A lot of my fabrics are factory waste. Sometimes this means I will get a few scraps with large holes in them which I have to work around: these are often good for lingerie that use smaller pieces. Sometimes I will be lucky enough to get a full roll of something that may have a colour fault or damaged sections. These fabrics would otherwise be deemed useless and simply thrown away! I am particularly proud of my use of scrap leather. I see it as an awful shame for any leather to go to waste: the animal has died for us to have the luxury to wear its skin! To me, the skin should be used in its entirety, leaving no waste.

Working in this way usually means I have to look at what I have and design from that. I have quite a stock of fabrics now though so designing is starting to become a little easier!


Do you gain most of your inspiration from other designers, or from patterns and materials you come across?

I love looking at what other current designers are up to, but I find most of my inspiration in the fabrics themselves and their textures and prints. I also find a lot of inspiration in sculpture – I think garments and accessories are forms of sculpture themselves. My tweed and leather duffle bag idea came to me whilst I was looking around Tate Modern recently. I saw a piece by Barbara Hepworth and thought ‘HOLES!’ After some research, this then went on to become a main feature of the bag.



Your designs are beautiful and often quite quirky: raincoats with bunny ears… floral cat masks and knitted bow ties. Is every item one of a kind?

Every item is handmade in my studio in Yorkshire. The amount I can make of each depends entirely on how much of each fabric I have, so most end up been unique yes! ColieCo is quite playful and I love experimenting with different animals in my designs – who doesn’t like kittens and bunnies?!





You sell your garments online – do you travel the craft/fashion fairs as well?

Most of my sales come through online at colieco.co.uk and via word of mouth. I do also sell at craft and fashion fairs yes, I find it really nice to talk to my customers face to face and their feedback is so important.


We understand that you recently launched ColieCo Weddings! How does it feel to be commissioned to make the most important dress in someone’s life?!

It was so scary at first, but it is amazing to be part of something so special. I really enjoy getting to know the brides and bridesmaids and feel quite excited as their special day approaches!



What would you say was the most challenging aspect of moving from university to starting your own business?

The most challenging thing was probably realising I was on my own in the big wide world – no tutors, no machines, no studio!

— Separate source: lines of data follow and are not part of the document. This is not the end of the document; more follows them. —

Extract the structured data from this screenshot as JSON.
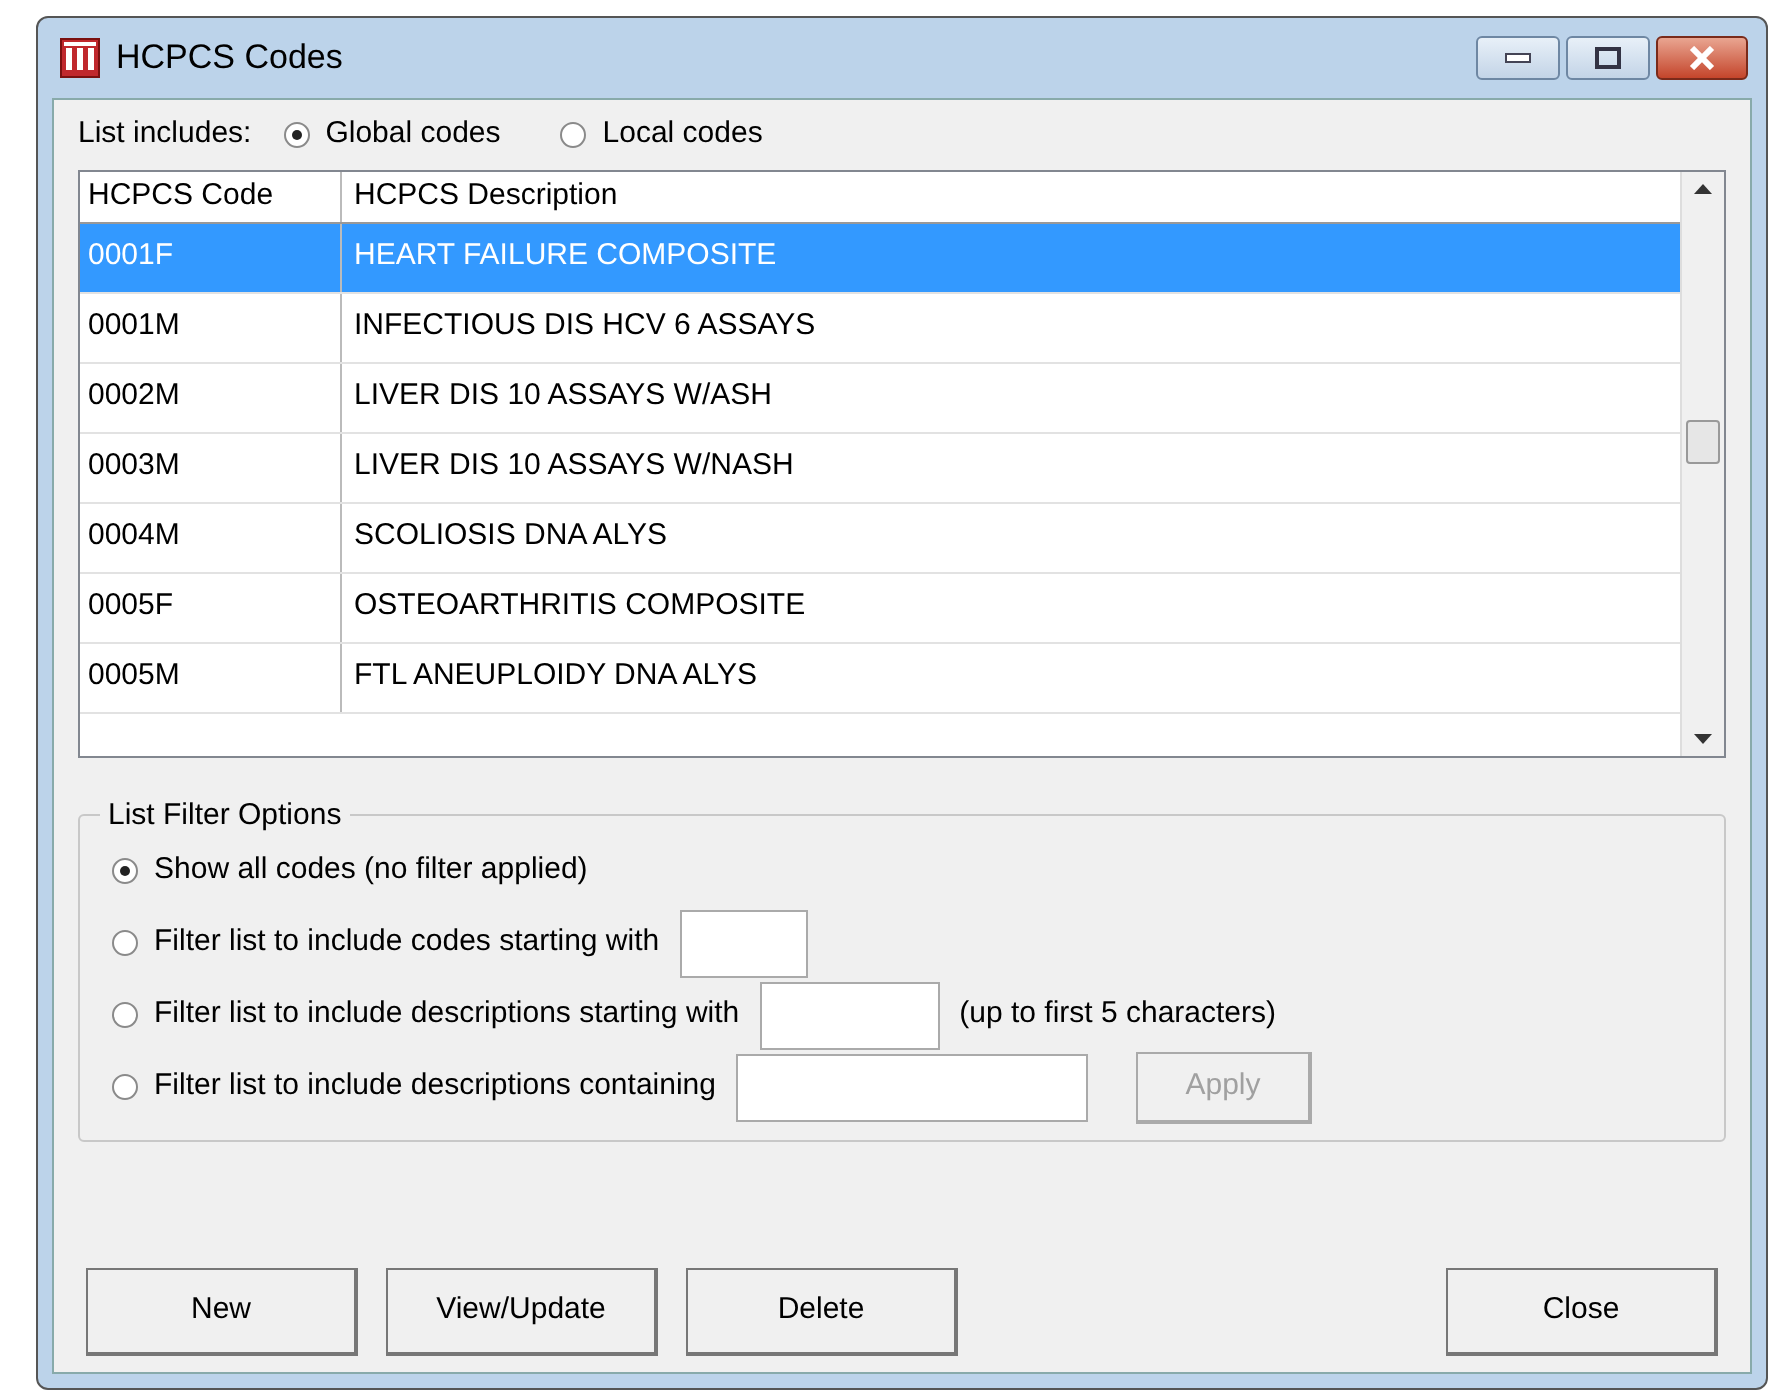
{
  "window": {
    "title": "HCPCS Codes"
  },
  "list_includes": {
    "label": "List includes:",
    "options": [
      {
        "label": "Global codes",
        "selected": true
      },
      {
        "label": "Local codes",
        "selected": false
      }
    ]
  },
  "table": {
    "columns": [
      "HCPCS Code",
      "HCPCS Description"
    ],
    "rows": [
      {
        "code": "0001F",
        "description": "HEART FAILURE COMPOSITE",
        "selected": true
      },
      {
        "code": "0001M",
        "description": "INFECTIOUS DIS HCV 6 ASSAYS",
        "selected": false
      },
      {
        "code": "0002M",
        "description": "LIVER DIS 10 ASSAYS W/ASH",
        "selected": false
      },
      {
        "code": "0003M",
        "description": "LIVER DIS 10 ASSAYS W/NASH",
        "selected": false
      },
      {
        "code": "0004M",
        "description": "SCOLIOSIS DNA ALYS",
        "selected": false
      },
      {
        "code": "0005F",
        "description": "OSTEOARTHRITIS COMPOSITE",
        "selected": false
      },
      {
        "code": "0005M",
        "description": "FTL ANEUPLOIDY DNA ALYS",
        "selected": false
      }
    ]
  },
  "filter": {
    "title": "List Filter Options",
    "options": [
      {
        "kind": "plain",
        "label": "Show all codes (no filter applied)",
        "selected": true
      },
      {
        "kind": "code",
        "label": "Filter list to include codes starting with",
        "selected": false
      },
      {
        "kind": "start",
        "label": "Filter list to include descriptions starting with",
        "selected": false,
        "note": "(up to first 5 characters)"
      },
      {
        "kind": "contains",
        "label": "Filter list to include descriptions containing",
        "selected": false,
        "button": {
          "label": "Apply",
          "disabled": true
        }
      }
    ]
  },
  "buttons_left": [
    "New",
    "View/Update",
    "Delete"
  ],
  "buttons_right": [
    "Close"
  ]
}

But it was also the most important thing. I am no longer restricted and molly coddled and I feel like a lot more is at stake. I learn a lot more from my mistakes now as money and my reputation are on the line, not just numbers that make up my degree score.


What advice would you give to those wanting to pursue a career in fashion?

Start early, take all the advice you can from other people, learn from your mistakes and move on. Make as many contacts as possible, talk about your brand: word of mouth is great advertising! Be as professional as possible when dealing with clients and talk openly and honestly about your work.


Where do you hope to see yourself further down the line?

I hope to see myself as a well traveled, well rounded and grounded person with an established handmade, recycled fashion label, and as someone who loves going to work every day. I love Leeds, it’s such a vibrant city and there is always something going on, but I plan on travelling in the very near future in a campervan! I want to see some of the world, meet new people, experience life on the road and find new inspiration.

I also want to focus more on and specialise in lingerie design at some point. I am working hard to gain as much experience in this area as possible, currently working as a garment technician for Something Wicked, a lingerie brand based in Leeds, who also feature ColieCo designs.

Visit the website below to view and purchase the ColieCo range of beautiful handmade garments and accessories.

Thanks Nicole!


WEB: www.colieco.co.uk

EMAIL: [email protected]

ETSY: www.etsy.com/uk/shop/ColieCo

FACEBOOK: www.facebook.com/ColieCo

TWITTER: @colie_co

TUMBLR: colieco.tumblr.com


Filed under: Fashion